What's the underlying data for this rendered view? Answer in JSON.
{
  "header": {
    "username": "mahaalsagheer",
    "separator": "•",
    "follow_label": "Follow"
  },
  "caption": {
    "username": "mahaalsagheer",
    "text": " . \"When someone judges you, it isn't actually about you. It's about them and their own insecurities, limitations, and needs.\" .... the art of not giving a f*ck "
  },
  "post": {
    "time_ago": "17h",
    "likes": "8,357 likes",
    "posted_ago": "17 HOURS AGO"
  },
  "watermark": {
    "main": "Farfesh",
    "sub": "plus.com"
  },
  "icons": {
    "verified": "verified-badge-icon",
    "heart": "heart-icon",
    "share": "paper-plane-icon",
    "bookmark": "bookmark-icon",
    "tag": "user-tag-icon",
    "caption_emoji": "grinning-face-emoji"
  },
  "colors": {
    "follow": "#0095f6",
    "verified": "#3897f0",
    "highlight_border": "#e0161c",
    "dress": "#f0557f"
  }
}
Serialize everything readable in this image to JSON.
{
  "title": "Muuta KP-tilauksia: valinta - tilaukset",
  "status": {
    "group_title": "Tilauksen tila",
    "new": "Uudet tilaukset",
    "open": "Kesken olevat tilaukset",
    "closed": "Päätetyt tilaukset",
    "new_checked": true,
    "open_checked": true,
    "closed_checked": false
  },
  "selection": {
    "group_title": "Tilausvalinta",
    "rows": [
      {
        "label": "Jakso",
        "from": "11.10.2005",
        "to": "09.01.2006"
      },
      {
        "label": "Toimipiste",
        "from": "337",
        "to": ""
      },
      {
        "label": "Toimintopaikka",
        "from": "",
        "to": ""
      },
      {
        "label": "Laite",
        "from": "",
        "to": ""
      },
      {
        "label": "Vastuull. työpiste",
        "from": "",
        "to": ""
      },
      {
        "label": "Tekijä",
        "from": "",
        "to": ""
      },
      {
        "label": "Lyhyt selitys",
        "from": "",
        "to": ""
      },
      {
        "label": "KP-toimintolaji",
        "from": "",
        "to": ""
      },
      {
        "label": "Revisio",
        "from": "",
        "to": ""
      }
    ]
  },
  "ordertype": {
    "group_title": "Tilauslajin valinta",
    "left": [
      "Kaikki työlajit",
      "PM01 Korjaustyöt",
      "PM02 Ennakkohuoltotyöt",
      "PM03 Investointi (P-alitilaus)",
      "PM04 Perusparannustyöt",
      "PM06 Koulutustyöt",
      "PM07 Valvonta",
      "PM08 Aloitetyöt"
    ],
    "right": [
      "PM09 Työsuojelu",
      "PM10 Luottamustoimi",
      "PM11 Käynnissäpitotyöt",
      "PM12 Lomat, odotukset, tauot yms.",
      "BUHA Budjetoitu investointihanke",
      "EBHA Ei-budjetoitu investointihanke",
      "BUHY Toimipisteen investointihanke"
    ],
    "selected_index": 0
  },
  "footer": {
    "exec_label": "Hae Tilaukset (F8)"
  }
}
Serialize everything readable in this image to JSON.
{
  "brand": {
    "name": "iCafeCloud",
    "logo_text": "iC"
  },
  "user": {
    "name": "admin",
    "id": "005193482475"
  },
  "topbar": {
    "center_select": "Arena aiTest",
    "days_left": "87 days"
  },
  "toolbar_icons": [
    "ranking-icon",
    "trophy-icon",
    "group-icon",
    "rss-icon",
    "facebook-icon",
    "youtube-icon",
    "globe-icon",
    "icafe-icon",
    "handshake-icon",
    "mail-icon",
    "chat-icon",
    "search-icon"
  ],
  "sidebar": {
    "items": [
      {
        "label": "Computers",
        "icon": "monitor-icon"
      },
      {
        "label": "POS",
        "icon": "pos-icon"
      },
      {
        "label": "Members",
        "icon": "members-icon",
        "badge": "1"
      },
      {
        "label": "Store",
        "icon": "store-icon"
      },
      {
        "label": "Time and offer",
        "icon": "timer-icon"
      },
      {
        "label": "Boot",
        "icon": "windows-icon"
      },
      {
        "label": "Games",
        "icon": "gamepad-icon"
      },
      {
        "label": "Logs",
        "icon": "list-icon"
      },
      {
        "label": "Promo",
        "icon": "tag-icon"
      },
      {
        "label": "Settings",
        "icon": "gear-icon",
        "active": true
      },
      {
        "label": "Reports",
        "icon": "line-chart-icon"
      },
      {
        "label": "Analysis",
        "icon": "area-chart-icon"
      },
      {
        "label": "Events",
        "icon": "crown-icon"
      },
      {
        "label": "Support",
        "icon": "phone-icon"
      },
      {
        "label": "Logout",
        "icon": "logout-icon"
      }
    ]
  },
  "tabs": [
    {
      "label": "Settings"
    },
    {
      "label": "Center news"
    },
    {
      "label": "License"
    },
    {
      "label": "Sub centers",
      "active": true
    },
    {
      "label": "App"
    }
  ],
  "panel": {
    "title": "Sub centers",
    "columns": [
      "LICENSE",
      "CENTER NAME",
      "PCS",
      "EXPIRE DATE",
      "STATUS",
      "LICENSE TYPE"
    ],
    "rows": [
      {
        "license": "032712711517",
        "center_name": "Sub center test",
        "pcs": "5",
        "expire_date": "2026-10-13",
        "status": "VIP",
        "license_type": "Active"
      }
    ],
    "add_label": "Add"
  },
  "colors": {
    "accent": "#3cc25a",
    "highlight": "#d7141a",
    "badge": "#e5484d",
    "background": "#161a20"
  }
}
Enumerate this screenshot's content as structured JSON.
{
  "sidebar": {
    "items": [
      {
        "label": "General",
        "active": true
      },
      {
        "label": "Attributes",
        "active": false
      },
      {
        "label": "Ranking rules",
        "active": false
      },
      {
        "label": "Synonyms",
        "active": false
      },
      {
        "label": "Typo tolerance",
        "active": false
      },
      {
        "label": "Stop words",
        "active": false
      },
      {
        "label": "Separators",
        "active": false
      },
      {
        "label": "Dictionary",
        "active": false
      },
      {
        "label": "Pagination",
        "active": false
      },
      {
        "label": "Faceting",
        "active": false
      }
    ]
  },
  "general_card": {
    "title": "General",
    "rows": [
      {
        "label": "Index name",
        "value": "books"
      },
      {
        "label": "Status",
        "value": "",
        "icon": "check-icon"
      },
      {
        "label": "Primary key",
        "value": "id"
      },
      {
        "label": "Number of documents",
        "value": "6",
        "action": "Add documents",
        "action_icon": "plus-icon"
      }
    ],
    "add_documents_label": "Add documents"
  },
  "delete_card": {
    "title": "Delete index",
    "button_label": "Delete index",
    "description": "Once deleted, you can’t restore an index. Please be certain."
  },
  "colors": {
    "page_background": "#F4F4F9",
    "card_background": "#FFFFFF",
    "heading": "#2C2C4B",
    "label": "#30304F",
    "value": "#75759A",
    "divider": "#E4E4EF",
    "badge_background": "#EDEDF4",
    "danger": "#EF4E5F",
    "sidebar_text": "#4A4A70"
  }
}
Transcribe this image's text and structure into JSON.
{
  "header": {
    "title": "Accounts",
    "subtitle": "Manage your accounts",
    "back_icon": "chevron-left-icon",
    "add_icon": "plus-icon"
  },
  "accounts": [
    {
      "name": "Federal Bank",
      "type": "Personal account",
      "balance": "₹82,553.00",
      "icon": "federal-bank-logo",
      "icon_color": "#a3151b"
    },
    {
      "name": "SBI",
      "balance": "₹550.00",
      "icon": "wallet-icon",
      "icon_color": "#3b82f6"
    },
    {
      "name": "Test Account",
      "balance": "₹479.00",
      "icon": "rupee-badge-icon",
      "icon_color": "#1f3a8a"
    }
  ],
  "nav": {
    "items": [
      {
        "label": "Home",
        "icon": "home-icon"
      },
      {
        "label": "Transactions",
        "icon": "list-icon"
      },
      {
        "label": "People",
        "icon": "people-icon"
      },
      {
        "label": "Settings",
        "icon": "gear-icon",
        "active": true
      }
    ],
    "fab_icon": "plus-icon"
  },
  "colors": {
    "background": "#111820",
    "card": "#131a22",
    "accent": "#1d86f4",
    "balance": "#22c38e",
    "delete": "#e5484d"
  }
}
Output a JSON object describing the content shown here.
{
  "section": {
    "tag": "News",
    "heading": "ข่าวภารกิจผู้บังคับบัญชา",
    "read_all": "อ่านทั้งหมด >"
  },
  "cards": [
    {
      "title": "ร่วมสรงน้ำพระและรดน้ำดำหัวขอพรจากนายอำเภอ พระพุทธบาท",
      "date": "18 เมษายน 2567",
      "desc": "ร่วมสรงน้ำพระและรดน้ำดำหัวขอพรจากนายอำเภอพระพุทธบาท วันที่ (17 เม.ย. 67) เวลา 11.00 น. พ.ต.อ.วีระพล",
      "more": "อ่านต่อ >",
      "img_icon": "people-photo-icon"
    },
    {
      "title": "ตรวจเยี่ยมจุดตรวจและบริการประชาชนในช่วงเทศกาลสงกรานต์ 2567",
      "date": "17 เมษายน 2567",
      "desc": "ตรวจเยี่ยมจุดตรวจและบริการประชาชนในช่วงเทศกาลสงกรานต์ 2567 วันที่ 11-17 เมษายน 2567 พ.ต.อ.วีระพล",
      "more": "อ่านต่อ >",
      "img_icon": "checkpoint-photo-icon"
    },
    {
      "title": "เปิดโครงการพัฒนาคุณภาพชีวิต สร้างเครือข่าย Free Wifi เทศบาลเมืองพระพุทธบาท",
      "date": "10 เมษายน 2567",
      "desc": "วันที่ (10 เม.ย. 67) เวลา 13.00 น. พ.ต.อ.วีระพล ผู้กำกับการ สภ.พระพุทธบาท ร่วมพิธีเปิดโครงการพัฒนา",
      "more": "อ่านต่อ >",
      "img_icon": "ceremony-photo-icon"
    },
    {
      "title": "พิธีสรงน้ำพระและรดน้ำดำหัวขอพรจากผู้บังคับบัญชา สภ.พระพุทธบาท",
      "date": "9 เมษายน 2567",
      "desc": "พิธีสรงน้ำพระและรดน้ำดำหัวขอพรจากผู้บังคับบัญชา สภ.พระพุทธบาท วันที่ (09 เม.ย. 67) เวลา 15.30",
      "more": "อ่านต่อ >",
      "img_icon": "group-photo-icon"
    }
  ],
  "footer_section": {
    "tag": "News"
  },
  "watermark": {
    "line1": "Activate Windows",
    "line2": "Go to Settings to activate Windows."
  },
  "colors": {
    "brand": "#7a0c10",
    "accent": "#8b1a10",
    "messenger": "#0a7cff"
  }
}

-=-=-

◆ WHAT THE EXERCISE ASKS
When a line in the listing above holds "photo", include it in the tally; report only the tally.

◆ TASK OUTPUT
4